Segment Start: EXERCISE INPUT

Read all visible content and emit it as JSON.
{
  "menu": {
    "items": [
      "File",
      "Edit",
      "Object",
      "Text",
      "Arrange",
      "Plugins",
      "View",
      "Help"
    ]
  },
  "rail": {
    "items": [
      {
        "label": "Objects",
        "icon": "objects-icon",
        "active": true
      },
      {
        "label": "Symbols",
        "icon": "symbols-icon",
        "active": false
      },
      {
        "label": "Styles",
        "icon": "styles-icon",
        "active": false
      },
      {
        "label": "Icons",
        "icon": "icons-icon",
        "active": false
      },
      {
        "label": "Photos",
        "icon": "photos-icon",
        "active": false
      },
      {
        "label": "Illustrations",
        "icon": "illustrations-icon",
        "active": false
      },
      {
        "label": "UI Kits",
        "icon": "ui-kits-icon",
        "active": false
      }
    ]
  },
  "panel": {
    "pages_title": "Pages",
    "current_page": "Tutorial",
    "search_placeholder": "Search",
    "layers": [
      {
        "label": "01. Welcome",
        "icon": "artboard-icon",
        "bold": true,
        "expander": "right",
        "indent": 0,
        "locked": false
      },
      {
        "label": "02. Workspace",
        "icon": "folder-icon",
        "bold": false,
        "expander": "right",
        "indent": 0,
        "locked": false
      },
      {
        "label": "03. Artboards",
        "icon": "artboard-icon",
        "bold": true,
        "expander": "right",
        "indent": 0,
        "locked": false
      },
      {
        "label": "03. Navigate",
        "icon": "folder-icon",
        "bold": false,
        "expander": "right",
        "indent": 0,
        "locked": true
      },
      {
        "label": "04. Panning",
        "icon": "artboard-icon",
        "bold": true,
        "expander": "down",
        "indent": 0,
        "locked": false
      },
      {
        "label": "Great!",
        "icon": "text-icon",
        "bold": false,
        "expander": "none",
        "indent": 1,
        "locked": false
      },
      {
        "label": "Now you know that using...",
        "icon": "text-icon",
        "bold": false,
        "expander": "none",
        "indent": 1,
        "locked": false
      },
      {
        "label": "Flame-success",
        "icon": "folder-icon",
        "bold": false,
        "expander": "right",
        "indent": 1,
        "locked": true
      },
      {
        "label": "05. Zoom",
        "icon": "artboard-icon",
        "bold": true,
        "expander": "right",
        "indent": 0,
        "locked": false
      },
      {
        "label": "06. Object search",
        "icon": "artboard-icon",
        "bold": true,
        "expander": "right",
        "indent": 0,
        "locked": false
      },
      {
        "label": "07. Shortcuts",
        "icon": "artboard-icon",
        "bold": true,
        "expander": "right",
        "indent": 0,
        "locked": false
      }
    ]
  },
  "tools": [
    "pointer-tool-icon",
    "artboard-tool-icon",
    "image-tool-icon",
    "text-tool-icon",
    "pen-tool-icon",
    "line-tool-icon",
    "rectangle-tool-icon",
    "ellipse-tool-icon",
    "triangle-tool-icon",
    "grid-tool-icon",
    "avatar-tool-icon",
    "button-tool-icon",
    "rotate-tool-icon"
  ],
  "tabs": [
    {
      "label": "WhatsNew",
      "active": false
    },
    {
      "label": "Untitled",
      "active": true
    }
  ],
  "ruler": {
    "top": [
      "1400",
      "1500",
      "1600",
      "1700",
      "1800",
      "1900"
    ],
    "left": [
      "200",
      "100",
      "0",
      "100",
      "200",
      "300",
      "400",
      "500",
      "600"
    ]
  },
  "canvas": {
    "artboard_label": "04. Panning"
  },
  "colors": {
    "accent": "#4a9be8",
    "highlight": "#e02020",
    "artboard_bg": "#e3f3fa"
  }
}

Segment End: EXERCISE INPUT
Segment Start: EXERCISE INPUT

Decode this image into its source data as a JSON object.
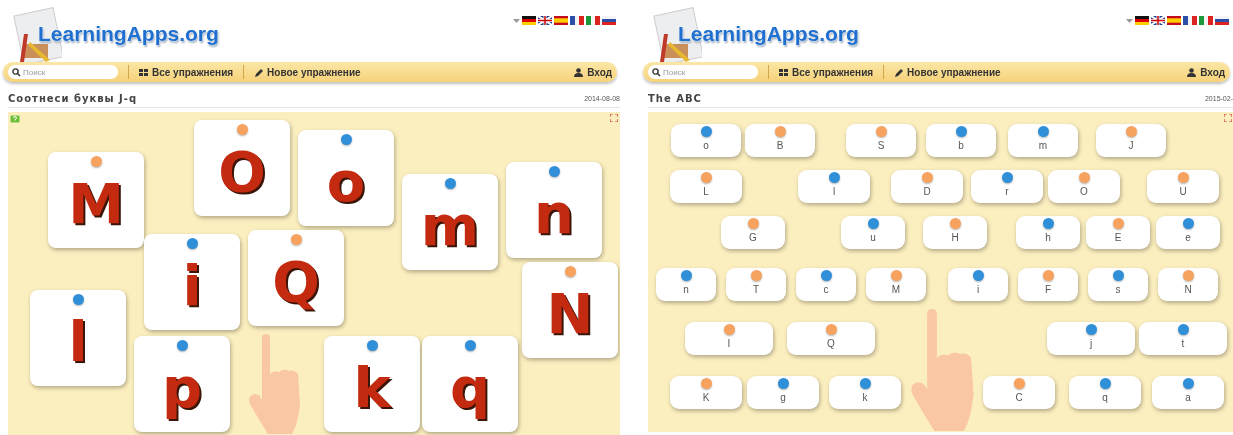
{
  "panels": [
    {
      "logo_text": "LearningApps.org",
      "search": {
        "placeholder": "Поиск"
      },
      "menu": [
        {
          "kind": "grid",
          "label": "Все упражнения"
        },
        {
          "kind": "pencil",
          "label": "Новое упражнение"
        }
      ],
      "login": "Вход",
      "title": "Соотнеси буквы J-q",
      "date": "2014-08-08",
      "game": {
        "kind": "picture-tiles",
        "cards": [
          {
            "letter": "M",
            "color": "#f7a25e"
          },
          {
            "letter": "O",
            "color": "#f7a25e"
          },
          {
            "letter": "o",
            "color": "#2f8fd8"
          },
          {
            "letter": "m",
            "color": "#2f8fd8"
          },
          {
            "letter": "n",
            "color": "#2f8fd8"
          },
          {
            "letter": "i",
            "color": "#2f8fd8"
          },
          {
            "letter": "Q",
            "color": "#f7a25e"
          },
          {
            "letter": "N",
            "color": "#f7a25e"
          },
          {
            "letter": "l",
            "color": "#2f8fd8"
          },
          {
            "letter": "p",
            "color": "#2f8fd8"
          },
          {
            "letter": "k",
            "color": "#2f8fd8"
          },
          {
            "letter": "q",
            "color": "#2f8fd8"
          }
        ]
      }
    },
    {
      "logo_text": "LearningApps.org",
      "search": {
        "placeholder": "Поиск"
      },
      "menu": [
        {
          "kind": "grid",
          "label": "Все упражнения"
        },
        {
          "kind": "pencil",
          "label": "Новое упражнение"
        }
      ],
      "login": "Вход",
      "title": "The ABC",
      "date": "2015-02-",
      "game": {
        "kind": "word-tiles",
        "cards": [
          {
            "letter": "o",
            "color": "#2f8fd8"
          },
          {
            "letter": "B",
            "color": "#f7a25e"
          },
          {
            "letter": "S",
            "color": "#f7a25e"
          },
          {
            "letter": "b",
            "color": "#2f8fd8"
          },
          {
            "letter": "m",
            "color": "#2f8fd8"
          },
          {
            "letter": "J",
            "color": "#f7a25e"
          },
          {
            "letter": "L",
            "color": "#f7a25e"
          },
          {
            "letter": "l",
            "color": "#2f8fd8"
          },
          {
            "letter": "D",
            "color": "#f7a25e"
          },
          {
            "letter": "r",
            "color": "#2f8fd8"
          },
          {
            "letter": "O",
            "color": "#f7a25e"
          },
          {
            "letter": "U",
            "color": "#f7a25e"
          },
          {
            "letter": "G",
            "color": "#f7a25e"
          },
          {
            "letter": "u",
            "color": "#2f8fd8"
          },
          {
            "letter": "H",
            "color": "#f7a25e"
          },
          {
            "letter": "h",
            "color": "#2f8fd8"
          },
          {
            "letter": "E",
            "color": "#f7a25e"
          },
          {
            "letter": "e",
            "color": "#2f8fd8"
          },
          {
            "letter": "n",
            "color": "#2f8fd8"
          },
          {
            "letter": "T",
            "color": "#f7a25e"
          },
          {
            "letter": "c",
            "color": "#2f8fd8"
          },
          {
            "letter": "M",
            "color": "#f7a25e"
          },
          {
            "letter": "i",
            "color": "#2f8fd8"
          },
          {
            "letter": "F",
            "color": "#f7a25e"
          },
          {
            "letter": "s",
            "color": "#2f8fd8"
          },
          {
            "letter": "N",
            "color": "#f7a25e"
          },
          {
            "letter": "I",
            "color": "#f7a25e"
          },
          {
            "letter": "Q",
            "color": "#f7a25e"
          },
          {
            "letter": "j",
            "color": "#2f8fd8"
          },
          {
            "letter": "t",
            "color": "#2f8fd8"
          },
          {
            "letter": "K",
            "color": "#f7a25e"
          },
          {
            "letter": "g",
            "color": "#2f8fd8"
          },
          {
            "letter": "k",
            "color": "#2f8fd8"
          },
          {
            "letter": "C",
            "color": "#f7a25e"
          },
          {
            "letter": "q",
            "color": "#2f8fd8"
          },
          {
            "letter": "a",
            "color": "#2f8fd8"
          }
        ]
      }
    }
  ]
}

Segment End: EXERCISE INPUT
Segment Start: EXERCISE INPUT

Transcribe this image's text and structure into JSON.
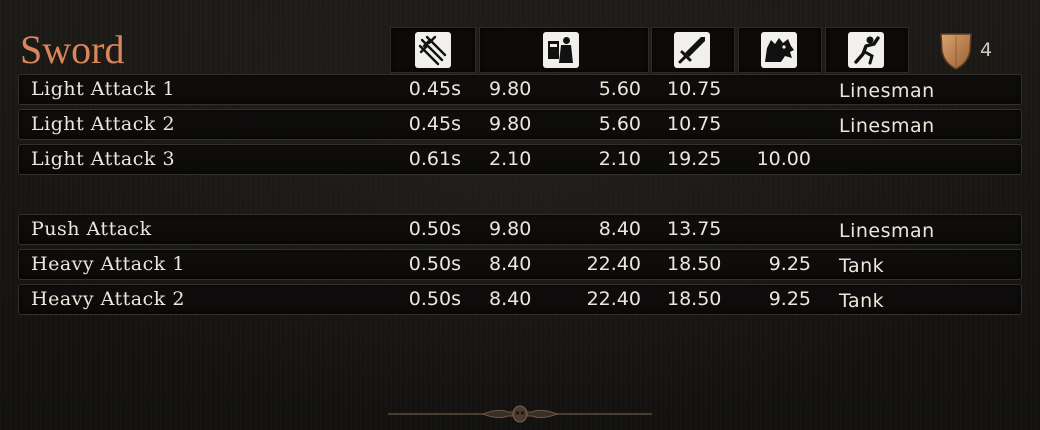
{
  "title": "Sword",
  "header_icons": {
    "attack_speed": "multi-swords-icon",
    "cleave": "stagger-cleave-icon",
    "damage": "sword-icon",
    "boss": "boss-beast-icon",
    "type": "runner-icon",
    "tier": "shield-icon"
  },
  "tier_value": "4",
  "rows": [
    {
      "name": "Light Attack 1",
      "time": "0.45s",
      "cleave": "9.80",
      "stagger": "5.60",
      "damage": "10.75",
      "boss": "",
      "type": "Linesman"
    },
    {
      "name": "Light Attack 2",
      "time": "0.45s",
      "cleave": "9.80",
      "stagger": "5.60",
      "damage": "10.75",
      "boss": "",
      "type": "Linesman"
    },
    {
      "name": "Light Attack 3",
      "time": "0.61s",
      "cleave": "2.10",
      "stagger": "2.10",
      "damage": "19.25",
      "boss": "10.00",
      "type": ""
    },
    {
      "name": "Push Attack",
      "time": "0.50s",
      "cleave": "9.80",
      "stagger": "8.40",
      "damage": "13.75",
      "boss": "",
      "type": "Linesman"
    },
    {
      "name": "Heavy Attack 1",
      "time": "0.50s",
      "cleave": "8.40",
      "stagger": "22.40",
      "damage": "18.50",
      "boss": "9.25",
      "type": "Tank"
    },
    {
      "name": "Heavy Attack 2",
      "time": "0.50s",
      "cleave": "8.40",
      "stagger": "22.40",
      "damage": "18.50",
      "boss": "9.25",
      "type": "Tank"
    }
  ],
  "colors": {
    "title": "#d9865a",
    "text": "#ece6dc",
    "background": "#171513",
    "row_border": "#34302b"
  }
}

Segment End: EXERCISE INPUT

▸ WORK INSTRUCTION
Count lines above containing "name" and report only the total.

▸ EXERCISE RESPONSE
6